Technical Aspects of MP3

MP3 files are created using a process called audio encoding, which involves converting analog audio signals into digital data. This data is then compressed using the MP3 algorithm, resulting in a smaller file size. When playing an MP3 file, the decoding process reverses this compression, reconstructing the original audio signal.

MP3 files are typically encoded at a bit rate of 128 kbps (kilobits per second) or higher, although lower bit rates can be used to further reduce file size. The bit rate determines the amount of data used to represent each second of audio. Higher bit rates result in better audio quality but larger file sizes, while lower bit rates sacrifice some quality for smaller file sizes.

In addition to bit rate, MP3 files can also be encoded with different sampling rates, which determine the number of samples taken per second. The most common sampling rate for MP3 files is 44.1 kHz, which is the same as audio CDs. However, lower sampling rates can be used to reduce file size at the expense of audio quality.

The Impact of MP3 on the Music Industry

The introduction of MP3 had a profound impact on the music industry, transforming the way music is distributed, consumed, and monetized. Prior to MP3, music was primarily distributed through physical formats such as vinyl records, cassette tapes, and CDs. These formats had limitations in terms of storage capacity and portability, making it difficult for consumers to carry their entire music collection with them.

With the advent of MP3, music became easily transferable and shareable in digital format. This led to the rise of online music platforms and file-sharing networks, where users could download and exchange MP3 files freely. The ability to access a vast library of music at any time and place revolutionized the way people discovered and listened to music.

However, the widespread availability of free MP3 downloads also posed challenges for the music industry. Piracy became rampant, with unauthorized copies of songs being shared without the consent of artists and record labels. This resulted in significant revenue losses for the music industry, leading to legal battles and the implementation of stricter copyright laws.

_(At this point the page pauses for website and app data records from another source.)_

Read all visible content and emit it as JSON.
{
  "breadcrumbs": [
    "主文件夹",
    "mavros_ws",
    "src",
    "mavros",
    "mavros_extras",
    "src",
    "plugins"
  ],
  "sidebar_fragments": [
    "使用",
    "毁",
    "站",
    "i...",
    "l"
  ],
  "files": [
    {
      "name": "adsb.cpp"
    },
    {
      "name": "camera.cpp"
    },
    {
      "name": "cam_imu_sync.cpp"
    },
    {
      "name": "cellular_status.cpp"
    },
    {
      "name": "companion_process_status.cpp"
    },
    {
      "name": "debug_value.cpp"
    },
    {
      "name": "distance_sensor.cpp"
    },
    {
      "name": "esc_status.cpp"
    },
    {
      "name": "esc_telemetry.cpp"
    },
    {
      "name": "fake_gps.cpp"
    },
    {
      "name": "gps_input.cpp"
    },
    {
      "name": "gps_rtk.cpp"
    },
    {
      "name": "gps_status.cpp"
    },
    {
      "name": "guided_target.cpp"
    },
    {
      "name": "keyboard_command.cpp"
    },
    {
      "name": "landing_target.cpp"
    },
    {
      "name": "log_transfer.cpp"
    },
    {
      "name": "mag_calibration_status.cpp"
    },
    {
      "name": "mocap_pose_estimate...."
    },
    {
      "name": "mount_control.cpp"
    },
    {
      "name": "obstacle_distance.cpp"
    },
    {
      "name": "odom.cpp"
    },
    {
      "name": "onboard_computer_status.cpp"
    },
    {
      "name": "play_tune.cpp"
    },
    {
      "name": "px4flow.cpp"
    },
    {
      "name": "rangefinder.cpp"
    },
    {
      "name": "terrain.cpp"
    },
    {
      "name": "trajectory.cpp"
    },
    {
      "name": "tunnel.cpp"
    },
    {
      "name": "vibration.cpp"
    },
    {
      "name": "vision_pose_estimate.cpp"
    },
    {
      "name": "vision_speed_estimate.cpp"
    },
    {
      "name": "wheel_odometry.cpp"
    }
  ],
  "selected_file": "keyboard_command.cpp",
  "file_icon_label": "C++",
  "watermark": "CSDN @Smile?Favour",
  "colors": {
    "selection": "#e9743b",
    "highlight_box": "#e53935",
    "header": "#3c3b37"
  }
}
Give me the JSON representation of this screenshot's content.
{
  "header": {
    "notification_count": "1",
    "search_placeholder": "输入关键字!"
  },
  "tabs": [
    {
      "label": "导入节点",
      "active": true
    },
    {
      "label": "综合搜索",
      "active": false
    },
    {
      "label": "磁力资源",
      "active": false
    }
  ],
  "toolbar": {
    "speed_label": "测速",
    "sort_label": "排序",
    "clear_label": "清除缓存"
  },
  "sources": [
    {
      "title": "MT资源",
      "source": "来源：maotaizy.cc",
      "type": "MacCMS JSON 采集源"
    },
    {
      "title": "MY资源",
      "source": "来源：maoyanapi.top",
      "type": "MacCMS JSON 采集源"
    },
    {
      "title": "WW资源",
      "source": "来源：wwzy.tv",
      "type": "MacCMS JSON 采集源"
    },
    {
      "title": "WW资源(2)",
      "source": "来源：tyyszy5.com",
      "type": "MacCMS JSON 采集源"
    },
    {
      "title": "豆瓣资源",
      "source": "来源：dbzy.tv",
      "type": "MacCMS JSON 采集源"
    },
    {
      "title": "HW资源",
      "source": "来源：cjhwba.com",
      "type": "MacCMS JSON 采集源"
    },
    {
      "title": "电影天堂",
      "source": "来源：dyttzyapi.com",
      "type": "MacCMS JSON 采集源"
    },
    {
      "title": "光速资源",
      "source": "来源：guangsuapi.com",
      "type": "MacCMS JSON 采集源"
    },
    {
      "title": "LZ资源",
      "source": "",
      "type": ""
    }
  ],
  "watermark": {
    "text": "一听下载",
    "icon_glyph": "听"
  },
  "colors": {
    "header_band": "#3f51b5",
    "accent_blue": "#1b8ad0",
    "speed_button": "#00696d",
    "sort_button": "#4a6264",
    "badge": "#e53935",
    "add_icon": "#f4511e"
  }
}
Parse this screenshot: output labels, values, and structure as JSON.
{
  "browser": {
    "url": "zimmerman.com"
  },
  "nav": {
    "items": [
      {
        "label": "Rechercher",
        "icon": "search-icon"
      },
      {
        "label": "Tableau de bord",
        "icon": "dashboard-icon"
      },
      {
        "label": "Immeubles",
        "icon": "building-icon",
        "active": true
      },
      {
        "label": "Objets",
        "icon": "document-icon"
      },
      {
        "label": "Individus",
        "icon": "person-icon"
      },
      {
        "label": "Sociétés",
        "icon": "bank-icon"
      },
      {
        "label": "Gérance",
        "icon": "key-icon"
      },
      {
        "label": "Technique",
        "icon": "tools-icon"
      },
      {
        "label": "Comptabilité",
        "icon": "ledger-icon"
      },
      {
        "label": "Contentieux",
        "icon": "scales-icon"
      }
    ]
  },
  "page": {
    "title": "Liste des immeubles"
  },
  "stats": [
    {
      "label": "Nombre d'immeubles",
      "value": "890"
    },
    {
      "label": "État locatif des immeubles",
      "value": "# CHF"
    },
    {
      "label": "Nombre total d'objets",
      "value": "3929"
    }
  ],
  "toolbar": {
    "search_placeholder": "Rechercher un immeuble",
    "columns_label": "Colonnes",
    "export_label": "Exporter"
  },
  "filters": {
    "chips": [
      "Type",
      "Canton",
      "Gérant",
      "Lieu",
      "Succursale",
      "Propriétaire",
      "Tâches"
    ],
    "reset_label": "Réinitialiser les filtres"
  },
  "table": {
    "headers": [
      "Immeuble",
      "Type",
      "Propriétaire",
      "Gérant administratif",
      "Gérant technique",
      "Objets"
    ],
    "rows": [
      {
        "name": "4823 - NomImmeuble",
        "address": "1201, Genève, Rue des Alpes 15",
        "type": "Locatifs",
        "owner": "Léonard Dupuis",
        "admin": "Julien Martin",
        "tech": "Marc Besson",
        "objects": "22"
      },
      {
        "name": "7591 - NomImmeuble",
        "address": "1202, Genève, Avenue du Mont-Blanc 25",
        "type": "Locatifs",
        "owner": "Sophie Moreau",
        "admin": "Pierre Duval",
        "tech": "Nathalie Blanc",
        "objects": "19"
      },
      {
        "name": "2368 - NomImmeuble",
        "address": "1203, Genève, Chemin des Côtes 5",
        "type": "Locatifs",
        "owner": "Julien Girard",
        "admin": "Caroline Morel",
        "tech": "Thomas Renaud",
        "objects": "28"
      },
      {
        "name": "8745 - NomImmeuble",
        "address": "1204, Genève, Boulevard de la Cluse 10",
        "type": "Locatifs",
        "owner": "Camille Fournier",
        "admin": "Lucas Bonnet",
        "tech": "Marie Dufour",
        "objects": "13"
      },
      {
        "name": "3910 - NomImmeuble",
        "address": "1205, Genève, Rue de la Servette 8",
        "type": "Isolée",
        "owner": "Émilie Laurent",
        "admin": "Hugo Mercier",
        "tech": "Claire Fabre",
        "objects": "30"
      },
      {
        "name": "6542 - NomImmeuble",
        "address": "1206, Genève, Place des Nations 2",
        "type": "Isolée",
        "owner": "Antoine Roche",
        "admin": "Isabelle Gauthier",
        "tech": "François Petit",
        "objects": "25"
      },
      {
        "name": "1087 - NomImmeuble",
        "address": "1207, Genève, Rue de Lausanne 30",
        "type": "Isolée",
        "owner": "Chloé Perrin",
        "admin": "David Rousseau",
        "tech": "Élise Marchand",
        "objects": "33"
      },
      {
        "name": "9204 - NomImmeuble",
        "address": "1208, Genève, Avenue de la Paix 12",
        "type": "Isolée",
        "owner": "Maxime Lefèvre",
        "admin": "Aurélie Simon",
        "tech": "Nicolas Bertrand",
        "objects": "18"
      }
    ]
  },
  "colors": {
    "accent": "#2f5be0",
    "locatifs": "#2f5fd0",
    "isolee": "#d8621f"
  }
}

The Future of Audio Technology

While MP3 remains a popular audio format, advancements in audio technology have led to the development of new formats that offer even better sound quality and smaller file sizes. One such format is AAC (Advanced Audio Coding), which is widely used for streaming services and digital downloads.

AAC offers improved audio quality compared to MP3 at the same bit rate, making it a preferred choice for high-quality audio streaming. Additionally, AAC files can be encoded at lower bit rates without sacrificing too much quality, resulting in smaller file sizes. This is particularly important for mobile devices with limited storage capacity and bandwidth.

Another emerging audio format is FLAC (Free Lossless Audio Codec), which offers lossless compression. Unlike MP3 and AAC, which use lossy compression to reduce file size, FLAC retains the original audio quality while still achieving significant compression. This makes FLAC ideal for audiophiles and music enthusiasts who prioritize audio fidelity.

Summary

MP3 has undoubtedly revolutionized the way we listen to music, offering high-quality sound in a compressed format. Its development and widespread adoption have had a profound impact on the music industry, enabling easy distribution and consumption of digital music. However, as technology continues to evolve, new audio formats such as AAC and FLAC are emerging, offering even better sound quality and smaller file sizes.

Q&A

1. What does MP3 stand for?

MP3 stands for MPEG-1 Audio Layer 3.

2. How does MP3 compression work?

MP3 compression works by removing sounds that are less perceptible to the human ear, resulting in a smaller file size.

3. What is the most common bit rate for MP3 files?

The most common bit rate for MP3 files is 128 kbps.

4. How did MP3 impact the music industry?

MP3 revolutionized the music industry by enabling easy distribution and consumption of digital music. However, it also led to widespread piracy and revenue losses for the industry.

5. What are some emerging audio formats?

Some emerging audio formats include AAC and FLAC, which offer improved sound quality and smaller file sizes compared to MP3.